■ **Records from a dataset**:
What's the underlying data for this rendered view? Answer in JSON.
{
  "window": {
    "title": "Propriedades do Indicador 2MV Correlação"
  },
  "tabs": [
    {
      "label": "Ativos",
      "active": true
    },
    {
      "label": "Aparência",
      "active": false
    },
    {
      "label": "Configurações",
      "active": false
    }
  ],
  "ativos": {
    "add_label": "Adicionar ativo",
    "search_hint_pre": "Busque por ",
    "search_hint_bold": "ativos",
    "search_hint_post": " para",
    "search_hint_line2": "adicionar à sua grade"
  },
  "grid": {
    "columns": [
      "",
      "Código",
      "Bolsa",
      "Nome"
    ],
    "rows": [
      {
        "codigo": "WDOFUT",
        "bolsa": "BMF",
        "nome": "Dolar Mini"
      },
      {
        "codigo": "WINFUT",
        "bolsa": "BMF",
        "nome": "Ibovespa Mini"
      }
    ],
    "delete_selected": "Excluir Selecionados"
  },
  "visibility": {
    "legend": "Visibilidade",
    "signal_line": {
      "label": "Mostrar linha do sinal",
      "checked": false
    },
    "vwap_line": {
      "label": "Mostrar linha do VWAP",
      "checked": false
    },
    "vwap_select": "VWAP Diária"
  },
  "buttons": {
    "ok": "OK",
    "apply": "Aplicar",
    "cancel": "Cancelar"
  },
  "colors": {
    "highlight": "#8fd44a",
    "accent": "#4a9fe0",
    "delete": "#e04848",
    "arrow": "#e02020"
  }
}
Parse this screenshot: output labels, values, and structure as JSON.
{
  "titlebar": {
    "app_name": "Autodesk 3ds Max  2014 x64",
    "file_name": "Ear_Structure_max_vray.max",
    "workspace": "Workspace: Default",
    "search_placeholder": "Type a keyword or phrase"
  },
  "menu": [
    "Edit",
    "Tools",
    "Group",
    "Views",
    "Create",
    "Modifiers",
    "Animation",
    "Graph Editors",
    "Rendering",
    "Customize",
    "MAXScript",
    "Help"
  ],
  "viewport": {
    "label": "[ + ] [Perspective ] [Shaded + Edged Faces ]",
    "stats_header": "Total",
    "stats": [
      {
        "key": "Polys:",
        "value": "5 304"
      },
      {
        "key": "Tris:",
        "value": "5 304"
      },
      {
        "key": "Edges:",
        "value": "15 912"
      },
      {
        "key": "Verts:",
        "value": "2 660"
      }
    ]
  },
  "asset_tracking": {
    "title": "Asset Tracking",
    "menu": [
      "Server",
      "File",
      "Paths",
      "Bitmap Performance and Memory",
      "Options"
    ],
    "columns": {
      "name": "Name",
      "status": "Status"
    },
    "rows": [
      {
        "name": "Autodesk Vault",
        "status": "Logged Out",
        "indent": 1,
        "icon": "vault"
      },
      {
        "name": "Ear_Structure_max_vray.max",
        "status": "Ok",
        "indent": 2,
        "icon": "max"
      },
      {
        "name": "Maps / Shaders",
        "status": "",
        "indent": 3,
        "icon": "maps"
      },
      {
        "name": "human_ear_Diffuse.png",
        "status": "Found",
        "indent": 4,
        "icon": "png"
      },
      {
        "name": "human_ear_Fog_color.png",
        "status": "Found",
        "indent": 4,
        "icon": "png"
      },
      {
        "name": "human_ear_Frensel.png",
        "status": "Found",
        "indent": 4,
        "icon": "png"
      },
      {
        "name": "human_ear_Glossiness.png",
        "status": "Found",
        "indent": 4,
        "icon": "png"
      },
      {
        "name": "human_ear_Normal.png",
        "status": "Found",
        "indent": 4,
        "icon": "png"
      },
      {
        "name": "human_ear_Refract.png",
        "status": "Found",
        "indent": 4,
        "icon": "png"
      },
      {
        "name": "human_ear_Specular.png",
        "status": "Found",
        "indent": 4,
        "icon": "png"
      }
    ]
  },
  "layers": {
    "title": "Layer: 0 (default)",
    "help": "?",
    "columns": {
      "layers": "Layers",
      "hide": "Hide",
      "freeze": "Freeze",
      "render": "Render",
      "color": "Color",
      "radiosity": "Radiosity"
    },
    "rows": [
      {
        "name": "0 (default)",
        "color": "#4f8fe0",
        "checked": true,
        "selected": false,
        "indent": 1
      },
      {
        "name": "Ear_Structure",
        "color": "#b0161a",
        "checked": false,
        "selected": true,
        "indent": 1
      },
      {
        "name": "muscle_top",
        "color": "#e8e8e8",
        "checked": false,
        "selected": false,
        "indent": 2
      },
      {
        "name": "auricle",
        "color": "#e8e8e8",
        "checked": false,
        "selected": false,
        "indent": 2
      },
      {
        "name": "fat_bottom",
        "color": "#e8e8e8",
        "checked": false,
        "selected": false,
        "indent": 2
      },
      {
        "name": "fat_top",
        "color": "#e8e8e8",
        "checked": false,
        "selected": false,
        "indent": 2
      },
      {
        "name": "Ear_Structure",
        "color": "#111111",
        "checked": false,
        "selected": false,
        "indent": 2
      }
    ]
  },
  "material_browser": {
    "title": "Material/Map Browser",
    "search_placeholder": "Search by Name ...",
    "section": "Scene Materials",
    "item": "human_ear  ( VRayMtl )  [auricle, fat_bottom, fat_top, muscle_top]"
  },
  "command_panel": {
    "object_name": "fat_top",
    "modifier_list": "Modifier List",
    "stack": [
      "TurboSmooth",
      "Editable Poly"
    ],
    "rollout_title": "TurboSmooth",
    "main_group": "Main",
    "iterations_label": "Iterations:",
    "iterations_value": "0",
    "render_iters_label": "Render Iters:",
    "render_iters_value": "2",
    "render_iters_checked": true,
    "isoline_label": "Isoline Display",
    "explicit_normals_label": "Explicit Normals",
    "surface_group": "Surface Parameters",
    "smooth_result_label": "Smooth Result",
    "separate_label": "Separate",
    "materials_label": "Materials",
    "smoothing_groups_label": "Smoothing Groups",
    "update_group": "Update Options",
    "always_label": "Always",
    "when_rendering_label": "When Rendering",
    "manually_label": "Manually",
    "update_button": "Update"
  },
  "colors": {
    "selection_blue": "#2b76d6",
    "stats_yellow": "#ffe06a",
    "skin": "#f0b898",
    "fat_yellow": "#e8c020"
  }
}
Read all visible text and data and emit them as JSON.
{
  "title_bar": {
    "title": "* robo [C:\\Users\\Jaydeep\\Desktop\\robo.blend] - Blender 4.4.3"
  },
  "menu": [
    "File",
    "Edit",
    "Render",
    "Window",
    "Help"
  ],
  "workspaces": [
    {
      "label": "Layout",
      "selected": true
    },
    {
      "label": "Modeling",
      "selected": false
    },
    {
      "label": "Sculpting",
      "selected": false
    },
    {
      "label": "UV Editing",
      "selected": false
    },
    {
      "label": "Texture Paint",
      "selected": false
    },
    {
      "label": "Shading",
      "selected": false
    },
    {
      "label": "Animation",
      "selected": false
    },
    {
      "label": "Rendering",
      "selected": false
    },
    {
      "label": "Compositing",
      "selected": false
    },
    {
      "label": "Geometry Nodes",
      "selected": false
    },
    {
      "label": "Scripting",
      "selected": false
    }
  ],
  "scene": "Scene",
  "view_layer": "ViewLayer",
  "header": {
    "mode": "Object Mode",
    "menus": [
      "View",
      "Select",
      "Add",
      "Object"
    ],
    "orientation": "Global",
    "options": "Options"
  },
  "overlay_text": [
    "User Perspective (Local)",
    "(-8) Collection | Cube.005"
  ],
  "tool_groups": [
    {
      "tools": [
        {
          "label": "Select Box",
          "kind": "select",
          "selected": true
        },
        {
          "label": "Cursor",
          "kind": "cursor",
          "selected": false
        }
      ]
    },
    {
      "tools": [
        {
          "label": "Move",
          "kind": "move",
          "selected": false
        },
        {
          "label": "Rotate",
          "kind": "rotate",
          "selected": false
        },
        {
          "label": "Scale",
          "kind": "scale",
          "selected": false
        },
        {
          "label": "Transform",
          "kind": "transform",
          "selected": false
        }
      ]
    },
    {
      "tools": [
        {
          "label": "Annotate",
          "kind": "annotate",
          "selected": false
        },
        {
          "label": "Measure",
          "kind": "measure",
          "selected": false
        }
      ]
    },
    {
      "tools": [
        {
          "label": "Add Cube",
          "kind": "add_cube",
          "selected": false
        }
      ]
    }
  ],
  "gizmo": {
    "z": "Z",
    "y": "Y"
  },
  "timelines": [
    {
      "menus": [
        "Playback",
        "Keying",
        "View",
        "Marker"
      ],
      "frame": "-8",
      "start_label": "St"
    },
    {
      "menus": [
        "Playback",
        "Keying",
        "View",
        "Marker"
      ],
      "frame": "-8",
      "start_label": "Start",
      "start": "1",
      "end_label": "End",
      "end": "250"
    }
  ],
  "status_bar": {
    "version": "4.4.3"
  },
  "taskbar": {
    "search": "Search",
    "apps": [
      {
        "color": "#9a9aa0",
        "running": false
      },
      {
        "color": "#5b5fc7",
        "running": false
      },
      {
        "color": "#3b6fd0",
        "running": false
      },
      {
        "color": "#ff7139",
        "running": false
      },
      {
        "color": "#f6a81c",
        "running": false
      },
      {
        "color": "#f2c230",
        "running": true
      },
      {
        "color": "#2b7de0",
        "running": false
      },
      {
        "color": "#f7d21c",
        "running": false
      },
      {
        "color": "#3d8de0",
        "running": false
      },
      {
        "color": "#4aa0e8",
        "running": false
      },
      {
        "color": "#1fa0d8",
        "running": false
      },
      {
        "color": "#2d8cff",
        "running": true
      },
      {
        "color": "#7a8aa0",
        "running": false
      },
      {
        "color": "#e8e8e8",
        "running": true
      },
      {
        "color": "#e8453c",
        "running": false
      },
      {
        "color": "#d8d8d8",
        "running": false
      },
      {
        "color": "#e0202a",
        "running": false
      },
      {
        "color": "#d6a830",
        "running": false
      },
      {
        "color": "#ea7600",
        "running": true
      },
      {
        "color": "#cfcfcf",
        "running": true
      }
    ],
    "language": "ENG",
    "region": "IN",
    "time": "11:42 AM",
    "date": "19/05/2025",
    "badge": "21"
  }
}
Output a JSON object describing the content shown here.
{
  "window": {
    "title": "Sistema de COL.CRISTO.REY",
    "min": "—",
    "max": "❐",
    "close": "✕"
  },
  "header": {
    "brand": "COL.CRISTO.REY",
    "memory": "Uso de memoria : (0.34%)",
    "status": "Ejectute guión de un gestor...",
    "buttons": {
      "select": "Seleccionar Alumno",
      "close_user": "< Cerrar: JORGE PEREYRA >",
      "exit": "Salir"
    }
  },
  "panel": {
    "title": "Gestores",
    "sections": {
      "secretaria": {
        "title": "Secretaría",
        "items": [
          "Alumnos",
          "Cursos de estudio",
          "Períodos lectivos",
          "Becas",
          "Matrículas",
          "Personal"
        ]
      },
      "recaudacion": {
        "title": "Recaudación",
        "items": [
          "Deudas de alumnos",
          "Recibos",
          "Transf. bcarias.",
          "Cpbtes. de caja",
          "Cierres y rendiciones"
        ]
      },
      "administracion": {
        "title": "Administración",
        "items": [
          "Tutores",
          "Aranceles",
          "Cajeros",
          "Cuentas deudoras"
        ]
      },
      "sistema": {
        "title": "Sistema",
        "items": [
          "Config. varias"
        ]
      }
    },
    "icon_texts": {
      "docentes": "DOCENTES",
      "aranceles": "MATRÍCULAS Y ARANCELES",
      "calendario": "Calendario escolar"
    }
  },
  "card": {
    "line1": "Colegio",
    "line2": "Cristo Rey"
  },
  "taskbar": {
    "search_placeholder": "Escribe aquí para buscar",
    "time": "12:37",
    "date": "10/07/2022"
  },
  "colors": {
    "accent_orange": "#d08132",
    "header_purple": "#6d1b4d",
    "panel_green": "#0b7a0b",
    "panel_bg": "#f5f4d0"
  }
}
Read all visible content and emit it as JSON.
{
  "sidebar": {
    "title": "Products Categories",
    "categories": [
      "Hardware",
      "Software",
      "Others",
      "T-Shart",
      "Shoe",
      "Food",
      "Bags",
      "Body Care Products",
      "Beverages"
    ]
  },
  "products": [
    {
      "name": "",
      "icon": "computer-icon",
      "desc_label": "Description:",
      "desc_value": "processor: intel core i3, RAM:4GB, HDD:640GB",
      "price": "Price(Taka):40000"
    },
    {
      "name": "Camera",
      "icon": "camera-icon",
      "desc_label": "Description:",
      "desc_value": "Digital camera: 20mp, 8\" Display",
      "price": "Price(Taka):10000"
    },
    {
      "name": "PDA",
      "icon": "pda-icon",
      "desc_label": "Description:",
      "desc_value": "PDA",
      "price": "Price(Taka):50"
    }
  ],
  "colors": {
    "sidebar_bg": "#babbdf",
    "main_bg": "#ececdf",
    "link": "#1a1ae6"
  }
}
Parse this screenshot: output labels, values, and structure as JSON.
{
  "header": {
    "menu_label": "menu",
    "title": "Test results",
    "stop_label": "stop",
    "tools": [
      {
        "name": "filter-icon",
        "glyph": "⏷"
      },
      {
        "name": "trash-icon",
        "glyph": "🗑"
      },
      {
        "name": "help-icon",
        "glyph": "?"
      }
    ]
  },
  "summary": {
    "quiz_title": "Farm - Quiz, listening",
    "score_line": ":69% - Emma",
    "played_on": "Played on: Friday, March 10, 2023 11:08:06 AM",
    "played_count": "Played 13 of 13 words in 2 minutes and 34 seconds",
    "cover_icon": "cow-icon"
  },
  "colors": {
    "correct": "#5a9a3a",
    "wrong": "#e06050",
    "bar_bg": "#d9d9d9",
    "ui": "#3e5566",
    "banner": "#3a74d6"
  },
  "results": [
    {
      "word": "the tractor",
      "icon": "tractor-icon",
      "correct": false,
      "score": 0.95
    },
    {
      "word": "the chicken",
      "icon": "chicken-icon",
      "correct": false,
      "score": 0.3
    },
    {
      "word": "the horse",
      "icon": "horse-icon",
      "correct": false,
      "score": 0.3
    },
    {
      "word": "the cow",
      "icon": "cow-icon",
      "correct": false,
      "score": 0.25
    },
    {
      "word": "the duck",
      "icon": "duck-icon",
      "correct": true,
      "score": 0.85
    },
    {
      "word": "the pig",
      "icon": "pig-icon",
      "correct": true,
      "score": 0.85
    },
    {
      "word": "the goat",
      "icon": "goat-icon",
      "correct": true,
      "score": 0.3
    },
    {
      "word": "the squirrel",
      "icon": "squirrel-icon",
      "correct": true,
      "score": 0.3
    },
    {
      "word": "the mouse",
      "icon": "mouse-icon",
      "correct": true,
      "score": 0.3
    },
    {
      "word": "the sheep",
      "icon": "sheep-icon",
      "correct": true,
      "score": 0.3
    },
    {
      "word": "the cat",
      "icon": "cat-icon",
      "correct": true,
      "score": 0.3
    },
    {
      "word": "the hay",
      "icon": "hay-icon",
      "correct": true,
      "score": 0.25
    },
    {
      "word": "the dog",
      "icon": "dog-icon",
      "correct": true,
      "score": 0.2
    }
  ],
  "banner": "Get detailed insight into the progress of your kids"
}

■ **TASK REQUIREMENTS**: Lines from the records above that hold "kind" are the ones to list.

■ **ANSWER SECTION**:
          "kind": "select",
          "kind": "cursor",
          "kind": "move",
          "kind": "rotate",
          "kind": "scale",
          "kind": "transform",
          "kind": "annotate",
          "kind": "measure",
          "kind": "add_cube",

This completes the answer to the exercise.